The Working Group concurs with this recommendation. In language accompanying Recommendation 19, NBAC highlights the need to consider the risk of violating privacy rights when publishing written descriptions of patients, pedigrees, and other clinical or potentially identifying information about individuals, families, and associated groups. Some of these concerns are addressed in OHRP’s Institutional Review Board Guidebook, Chapter 5 H (Human Genetic Research).
It is difficult to guarantee protection against identification of subjects, especially when publishing about an unusual or rare condition or about people from small groups. Strategies have been developed to reduce that risk, however, especially for presentation of pedigrees in the literature.
While it is difficult to ensure compliance with this recommendation, the Working Group believes that education of investigators regarding best practices can reduce risk to study subjects. It has also been noted that published materials do not always conform with professional editorial standards, such as those established by the International Committee of Medical Journal Editors in 1995.38 Journal editors should therefore be mindful of the role that they can play in minimizing potential harm to individuals and to groups when publishing results. Finally, members of a small geographic or ethnic group or of a family can sometimes help the researcher more effectively mask individual or group identities and thus minimize the risk of disclosure.39
No DHHS action is required.

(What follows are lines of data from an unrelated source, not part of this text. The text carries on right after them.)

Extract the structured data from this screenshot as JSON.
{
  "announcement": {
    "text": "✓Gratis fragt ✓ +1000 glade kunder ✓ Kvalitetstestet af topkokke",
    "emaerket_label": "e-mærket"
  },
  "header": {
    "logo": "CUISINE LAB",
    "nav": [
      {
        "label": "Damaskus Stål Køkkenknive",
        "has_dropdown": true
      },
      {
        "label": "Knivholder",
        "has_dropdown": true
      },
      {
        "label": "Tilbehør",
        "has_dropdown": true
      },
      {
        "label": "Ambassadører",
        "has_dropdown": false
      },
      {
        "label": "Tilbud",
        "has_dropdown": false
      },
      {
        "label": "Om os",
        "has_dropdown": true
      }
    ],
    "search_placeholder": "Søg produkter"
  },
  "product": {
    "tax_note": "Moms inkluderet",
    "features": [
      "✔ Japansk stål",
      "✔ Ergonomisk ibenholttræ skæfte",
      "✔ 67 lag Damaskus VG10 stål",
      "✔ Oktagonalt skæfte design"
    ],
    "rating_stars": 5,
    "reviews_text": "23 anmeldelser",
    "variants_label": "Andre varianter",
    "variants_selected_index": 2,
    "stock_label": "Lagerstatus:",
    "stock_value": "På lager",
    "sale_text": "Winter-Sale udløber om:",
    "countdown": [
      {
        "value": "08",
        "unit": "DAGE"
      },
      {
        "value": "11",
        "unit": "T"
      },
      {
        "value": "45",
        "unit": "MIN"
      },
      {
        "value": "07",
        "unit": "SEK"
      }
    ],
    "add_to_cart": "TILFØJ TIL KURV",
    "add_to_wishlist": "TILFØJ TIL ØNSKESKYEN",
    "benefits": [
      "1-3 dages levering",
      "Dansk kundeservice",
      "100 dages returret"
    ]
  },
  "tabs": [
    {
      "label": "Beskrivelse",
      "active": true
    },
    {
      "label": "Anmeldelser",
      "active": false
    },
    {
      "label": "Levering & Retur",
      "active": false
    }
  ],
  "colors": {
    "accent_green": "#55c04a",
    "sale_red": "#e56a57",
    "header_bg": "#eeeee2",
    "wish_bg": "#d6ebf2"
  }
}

Recommendation 20. Journals should adopt the policy that the published results of research studies involving human subjects must specify whether the research was conducted in compliance with the requirements of the Common rule. This policy should extend to all human subjects research, including studies that are privately funded or are otherwise exempt from these requirements.
The Working Group concurs with this recommendation, which is directed at journals and editorial boards. A statement indicating investigator compliance with federal human subject protection regulations will serve as a visible reminder to both researchers and journal editors of their ethical obligations with respect to the conduct and publication of research involving human subjects. Consistent editorial policies across all publications with respect to this issue will also serve to increase the likelihood that future studies, regardless of funding source, will be conducted in accord with the standards set forth in the Regulations.
No DHHS action is required.